*Records for processing*:

-- Opening Marker --

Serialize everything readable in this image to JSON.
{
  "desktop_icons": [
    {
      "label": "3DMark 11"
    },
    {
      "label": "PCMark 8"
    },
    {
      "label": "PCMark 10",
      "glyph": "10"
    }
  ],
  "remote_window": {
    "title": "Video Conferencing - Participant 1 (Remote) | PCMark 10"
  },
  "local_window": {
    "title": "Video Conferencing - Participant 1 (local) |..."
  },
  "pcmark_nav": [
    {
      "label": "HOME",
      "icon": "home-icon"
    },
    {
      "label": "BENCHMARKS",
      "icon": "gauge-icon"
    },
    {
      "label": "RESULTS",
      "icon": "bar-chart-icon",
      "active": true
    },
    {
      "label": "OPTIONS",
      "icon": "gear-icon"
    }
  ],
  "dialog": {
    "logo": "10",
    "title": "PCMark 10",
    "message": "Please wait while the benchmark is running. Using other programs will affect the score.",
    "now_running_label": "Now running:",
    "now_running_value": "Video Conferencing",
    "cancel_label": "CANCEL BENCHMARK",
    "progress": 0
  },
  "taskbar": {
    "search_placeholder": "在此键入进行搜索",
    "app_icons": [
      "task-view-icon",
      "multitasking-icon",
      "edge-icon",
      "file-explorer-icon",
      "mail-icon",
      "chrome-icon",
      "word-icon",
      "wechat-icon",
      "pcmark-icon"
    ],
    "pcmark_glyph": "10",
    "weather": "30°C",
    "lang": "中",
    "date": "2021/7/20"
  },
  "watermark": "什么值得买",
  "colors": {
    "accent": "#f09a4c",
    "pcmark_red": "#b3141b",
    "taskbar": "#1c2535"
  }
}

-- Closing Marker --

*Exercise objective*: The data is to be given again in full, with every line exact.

*Response area*:
Serialize everything readable in this image to JSON.
{
  "desktop_icons": [
    {
      "label": "3DMark 11"
    },
    {
      "label": "PCMark 8"
    },
    {
      "label": "PCMark 10",
      "glyph": "10"
    }
  ],
  "remote_window": {
    "title": "Video Conferencing - Participant 1 (Remote) | PCMark 10"
  },
  "local_window": {
    "title": "Video Conferencing - Participant 1 (local) |..."
  },
  "pcmark_nav": [
    {
      "label": "HOME",
      "icon": "home-icon"
    },
    {
      "label": "BENCHMARKS",
      "icon": "gauge-icon"
    },
    {
      "label": "RESULTS",
      "icon": "bar-chart-icon",
      "active": true
    },
    {
      "label": "OPTIONS",
      "icon": "gear-icon"
    }
  ],
  "dialog": {
    "logo": "10",
    "title": "PCMark 10",
    "message": "Please wait while the benchmark is running. Using other programs will affect the score.",
    "now_running_label": "Now running:",
    "now_running_value": "Video Conferencing",
    "cancel_label": "CANCEL BENCHMARK",
    "progress": 0
  },
  "taskbar": {
    "search_placeholder": "在此键入进行搜索",
    "app_icons": [
      "task-view-icon",
      "multitasking-icon",
      "edge-icon",
      "file-explorer-icon",
      "mail-icon",
      "chrome-icon",
      "word-icon",
      "wechat-icon",
      "pcmark-icon"
    ],
    "pcmark_glyph": "10",
    "weather": "30°C",
    "lang": "中",
    "date": "2021/7/20"
  },
  "watermark": "什么值得买",
  "colors": {
    "accent": "#f09a4c",
    "pcmark_red": "#b3141b",
    "taskbar": "#1c2535"
  }
}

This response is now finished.